- Maria L. Loureiro & Rodolfo M. Nayga, 2007. "Physician's Advice Affects Adoption of Desirable Dietary Behaviors," Review of Agricultural Economics, Agricultural and Applied Economics Association, vol. 29(2), pages 318-330.
- John D. Jackson, 1997. "Effects of Health Information and Generic Advertising on U.S. Meat Demand," American Journal of Agricultural Economics, Agricultural and Applied Economics Association, vol. 79(1), pages 13-23.
- Jayachandran N. Variyam & James Blaylock & David Smallwood, 1996. "A Probit Latent Variable Model of Nutrition Information and Dietary Fiber Intake," American Journal of Agricultural Economics, Agricultural and Applied Economics Association, vol. 78(3), pages 628-639. Full references (including those not matched with items on IDEAS)
When requesting a correction, please mention this item's handle: RePEc:eee:jfpoli:v:33:y:2008:i:6:p:631-639. See general information about how to correct material in RePEc.
For technical questions regarding this item, or to correct its authors, title, abstract, bibliographic or download information, contact: (Dana Niculescu)
If you have authored this item and are not yet registered with RePEc, we encourage you to do it here. This allows to link your profile to this item. It also allows you to accept potential citations to this item that we are uncertain about.
If references are entirely missing, you can add them using this form.
If the full references list an item that is present in RePEc, but the system did not link to it, you can help with this form.
If you know of missing items citing this one, you can help us creating those links by adding the relevant references in the same way as above, for each refering item. If you are a registered author of this item, you may also want to check the "citations" tab in your profile, as there may be some citations waiting for confirmation.

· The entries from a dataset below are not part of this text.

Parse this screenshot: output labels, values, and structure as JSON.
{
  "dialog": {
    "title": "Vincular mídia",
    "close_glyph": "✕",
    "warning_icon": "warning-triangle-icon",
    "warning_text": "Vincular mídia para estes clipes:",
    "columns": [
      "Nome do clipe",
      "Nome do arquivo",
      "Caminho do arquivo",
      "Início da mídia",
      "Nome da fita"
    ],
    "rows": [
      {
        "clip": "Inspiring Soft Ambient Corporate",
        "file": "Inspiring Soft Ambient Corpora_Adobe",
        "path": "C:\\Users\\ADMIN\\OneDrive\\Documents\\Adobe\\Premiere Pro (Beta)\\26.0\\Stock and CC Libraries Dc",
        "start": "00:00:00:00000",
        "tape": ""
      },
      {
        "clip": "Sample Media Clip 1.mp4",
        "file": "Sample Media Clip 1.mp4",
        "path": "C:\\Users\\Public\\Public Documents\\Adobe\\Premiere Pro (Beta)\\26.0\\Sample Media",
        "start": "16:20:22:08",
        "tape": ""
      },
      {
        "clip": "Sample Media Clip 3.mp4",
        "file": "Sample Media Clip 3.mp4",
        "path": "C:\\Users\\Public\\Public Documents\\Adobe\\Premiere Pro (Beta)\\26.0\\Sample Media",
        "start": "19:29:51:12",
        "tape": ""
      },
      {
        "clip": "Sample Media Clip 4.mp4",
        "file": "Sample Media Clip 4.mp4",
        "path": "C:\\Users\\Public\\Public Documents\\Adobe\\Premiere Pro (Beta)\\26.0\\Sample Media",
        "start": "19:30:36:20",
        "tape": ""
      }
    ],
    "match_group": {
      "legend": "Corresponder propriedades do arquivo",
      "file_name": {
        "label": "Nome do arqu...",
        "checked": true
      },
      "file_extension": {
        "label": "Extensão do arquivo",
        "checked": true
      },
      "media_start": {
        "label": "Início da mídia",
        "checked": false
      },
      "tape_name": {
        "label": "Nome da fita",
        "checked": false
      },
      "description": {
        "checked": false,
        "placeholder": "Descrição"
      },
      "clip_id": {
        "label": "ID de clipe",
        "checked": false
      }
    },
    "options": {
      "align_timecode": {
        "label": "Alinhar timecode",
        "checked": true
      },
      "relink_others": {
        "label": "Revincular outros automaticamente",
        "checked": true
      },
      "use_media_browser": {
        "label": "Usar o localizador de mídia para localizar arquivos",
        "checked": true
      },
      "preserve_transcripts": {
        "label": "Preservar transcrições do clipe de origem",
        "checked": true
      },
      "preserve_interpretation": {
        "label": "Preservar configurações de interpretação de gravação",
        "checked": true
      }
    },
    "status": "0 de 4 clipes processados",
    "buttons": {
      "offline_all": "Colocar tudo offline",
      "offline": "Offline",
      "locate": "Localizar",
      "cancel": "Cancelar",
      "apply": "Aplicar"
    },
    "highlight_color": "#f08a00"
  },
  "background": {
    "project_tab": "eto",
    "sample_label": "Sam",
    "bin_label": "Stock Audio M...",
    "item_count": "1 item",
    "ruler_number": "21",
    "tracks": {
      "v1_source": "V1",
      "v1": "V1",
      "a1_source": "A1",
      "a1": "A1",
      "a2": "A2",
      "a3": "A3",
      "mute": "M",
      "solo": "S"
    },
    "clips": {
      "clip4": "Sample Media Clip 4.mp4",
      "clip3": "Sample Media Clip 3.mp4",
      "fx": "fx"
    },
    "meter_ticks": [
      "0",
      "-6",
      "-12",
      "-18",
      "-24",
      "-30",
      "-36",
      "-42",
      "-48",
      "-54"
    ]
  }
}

Please note that corrections may take a couple of weeks to filter through the various RePEc services.